Below are the records; repeat them in full, exactly.

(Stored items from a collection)

----------------

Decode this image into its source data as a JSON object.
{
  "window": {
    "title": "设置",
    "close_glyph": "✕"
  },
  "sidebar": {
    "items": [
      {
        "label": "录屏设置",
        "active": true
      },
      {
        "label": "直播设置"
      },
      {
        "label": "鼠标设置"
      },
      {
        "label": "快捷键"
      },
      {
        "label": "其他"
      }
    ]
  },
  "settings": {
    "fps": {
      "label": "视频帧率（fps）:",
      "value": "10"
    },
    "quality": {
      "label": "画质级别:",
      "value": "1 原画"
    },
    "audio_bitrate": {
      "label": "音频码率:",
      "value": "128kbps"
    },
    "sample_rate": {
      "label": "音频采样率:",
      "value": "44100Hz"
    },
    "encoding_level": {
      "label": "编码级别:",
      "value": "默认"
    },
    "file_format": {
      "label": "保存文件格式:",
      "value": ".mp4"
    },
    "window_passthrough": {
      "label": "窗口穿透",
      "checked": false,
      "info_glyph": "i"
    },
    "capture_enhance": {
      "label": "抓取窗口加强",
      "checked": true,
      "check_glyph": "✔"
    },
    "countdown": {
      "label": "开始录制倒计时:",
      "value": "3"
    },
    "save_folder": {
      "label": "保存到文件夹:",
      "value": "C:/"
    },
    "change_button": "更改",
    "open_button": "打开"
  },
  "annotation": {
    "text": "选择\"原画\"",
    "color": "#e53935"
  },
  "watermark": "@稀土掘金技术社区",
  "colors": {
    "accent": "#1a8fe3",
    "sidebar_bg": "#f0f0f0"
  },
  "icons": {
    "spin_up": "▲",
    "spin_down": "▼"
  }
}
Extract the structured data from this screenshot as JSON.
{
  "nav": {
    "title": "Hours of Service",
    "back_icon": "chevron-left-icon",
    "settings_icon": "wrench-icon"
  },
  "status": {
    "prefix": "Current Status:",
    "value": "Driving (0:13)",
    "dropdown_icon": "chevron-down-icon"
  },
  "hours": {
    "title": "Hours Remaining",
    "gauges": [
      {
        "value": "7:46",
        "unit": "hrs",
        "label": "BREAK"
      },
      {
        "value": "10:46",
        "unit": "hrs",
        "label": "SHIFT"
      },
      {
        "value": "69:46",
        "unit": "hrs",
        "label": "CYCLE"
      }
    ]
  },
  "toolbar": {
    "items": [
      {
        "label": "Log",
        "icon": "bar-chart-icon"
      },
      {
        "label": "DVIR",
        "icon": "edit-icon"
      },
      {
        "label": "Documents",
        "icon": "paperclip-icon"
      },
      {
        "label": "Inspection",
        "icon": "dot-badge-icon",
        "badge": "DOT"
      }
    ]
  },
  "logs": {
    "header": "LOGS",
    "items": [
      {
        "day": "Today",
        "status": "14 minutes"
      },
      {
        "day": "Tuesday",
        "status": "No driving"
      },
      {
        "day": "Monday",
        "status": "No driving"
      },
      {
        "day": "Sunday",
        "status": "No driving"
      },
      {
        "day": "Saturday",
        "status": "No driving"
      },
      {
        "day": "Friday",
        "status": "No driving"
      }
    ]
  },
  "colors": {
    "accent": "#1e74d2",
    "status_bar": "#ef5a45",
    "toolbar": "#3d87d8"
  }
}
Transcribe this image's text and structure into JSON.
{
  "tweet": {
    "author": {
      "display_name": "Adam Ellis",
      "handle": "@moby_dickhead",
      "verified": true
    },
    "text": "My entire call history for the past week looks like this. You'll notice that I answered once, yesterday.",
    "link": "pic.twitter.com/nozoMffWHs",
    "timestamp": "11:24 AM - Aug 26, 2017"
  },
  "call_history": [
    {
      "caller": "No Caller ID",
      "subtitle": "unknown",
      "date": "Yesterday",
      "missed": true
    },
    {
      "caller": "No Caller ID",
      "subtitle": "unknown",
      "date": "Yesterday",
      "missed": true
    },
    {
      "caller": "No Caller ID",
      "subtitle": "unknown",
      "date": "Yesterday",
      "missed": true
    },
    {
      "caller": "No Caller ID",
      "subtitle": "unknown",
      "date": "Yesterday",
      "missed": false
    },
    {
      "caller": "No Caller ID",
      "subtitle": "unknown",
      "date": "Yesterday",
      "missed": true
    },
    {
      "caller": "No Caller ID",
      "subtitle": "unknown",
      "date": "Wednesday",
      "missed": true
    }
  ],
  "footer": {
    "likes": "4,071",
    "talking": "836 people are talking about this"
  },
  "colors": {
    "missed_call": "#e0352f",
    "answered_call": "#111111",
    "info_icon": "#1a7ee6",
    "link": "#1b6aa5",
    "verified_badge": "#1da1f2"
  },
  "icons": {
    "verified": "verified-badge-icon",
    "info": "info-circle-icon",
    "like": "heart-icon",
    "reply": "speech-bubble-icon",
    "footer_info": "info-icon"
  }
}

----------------

- _Response area_:
Decode this image into its source data as a JSON object.
{
  "window": {
    "title": "设置",
    "close_glyph": "✕"
  },
  "sidebar": {
    "items": [
      {
        "label": "录屏设置",
        "active": true
      },
      {
        "label": "直播设置"
      },
      {
        "label": "鼠标设置"
      },
      {
        "label": "快捷键"
      },
      {
        "label": "其他"
      }
    ]
  },
  "settings": {
    "fps": {
      "label": "视频帧率（fps）:",
      "value": "10"
    },
    "quality": {
      "label": "画质级别:",
      "value": "1 原画"
    },
    "audio_bitrate": {
      "label": "音频码率:",
      "value": "128kbps"
    },
    "sample_rate": {
      "label": "音频采样率:",
      "value": "44100Hz"
    },
    "encoding_level": {
      "label": "编码级别:",
      "value": "默认"
    },
    "file_format": {
      "label": "保存文件格式:",
      "value": ".mp4"
    },
    "window_passthrough": {
      "label": "窗口穿透",
      "checked": false,
      "info_glyph": "i"
    },
    "capture_enhance": {
      "label": "抓取窗口加强",
      "checked": true,
      "check_glyph": "✔"
    },
    "countdown": {
      "label": "开始录制倒计时:",
      "value": "3"
    },
    "save_folder": {
      "label": "保存到文件夹:",
      "value": "C:/"
    },
    "change_button": "更改",
    "open_button": "打开"
  },
  "annotation": {
    "text": "选择\"原画\"",
    "color": "#e53935"
  },
  "watermark": "@稀土掘金技术社区",
  "colors": {
    "accent": "#1a8fe3",
    "sidebar_bg": "#f0f0f0"
  },
  "icons": {
    "spin_up": "▲",
    "spin_down": "▼"
  }
}
Extract the structured data from this screenshot as JSON.
{
  "nav": {
    "title": "Hours of Service",
    "back_icon": "chevron-left-icon",
    "settings_icon": "wrench-icon"
  },
  "status": {
    "prefix": "Current Status:",
    "value": "Driving (0:13)",
    "dropdown_icon": "chevron-down-icon"
  },
  "hours": {
    "title": "Hours Remaining",
    "gauges": [
      {
        "value": "7:46",
        "unit": "hrs",
        "label": "BREAK"
      },
      {
        "value": "10:46",
        "unit": "hrs",
        "label": "SHIFT"
      },
      {
        "value": "69:46",
        "unit": "hrs",
        "label": "CYCLE"
      }
    ]
  },
  "toolbar": {
    "items": [
      {
        "label": "Log",
        "icon": "bar-chart-icon"
      },
      {
        "label": "DVIR",
        "icon": "edit-icon"
      },
      {
        "label": "Documents",
        "icon": "paperclip-icon"
      },
      {
        "label": "Inspection",
        "icon": "dot-badge-icon",
        "badge": "DOT"
      }
    ]
  },
  "logs": {
    "header": "LOGS",
    "items": [
      {
        "day": "Today",
        "status": "14 minutes"
      },
      {
        "day": "Tuesday",
        "status": "No driving"
      },
      {
        "day": "Monday",
        "status": "No driving"
      },
      {
        "day": "Sunday",
        "status": "No driving"
      },
      {
        "day": "Saturday",
        "status": "No driving"
      },
      {
        "day": "Friday",
        "status": "No driving"
      }
    ]
  },
  "colors": {
    "accent": "#1e74d2",
    "status_bar": "#ef5a45",
    "toolbar": "#3d87d8"
  }
}
Transcribe this image's text and structure into JSON.
{
  "tweet": {
    "author": {
      "display_name": "Adam Ellis",
      "handle": "@moby_dickhead",
      "verified": true
    },
    "text": "My entire call history for the past week looks like this. You'll notice that I answered once, yesterday.",
    "link": "pic.twitter.com/nozoMffWHs",
    "timestamp": "11:24 AM - Aug 26, 2017"
  },
  "call_history": [
    {
      "caller": "No Caller ID",
      "subtitle": "unknown",
      "date": "Yesterday",
      "missed": true
    },
    {
      "caller": "No Caller ID",
      "subtitle": "unknown",
      "date": "Yesterday",
      "missed": true
    },
    {
      "caller": "No Caller ID",
      "subtitle": "unknown",
      "date": "Yesterday",
      "missed": true
    },
    {
      "caller": "No Caller ID",
      "subtitle": "unknown",
      "date": "Yesterday",
      "missed": false
    },
    {
      "caller": "No Caller ID",
      "subtitle": "unknown",
      "date": "Yesterday",
      "missed": true
    },
    {
      "caller": "No Caller ID",
      "subtitle": "unknown",
      "date": "Wednesday",
      "missed": true
    }
  ],
  "footer": {
    "likes": "4,071",
    "talking": "836 people are talking about this"
  },
  "colors": {
    "missed_call": "#e0352f",
    "answered_call": "#111111",
    "info_icon": "#1a7ee6",
    "link": "#1b6aa5",
    "verified_badge": "#1da1f2"
  },
  "icons": {
    "verified": "verified-badge-icon",
    "info": "info-circle-icon",
    "like": "heart-icon",
    "reply": "speech-bubble-icon",
    "footer_info": "info-icon"
  }
}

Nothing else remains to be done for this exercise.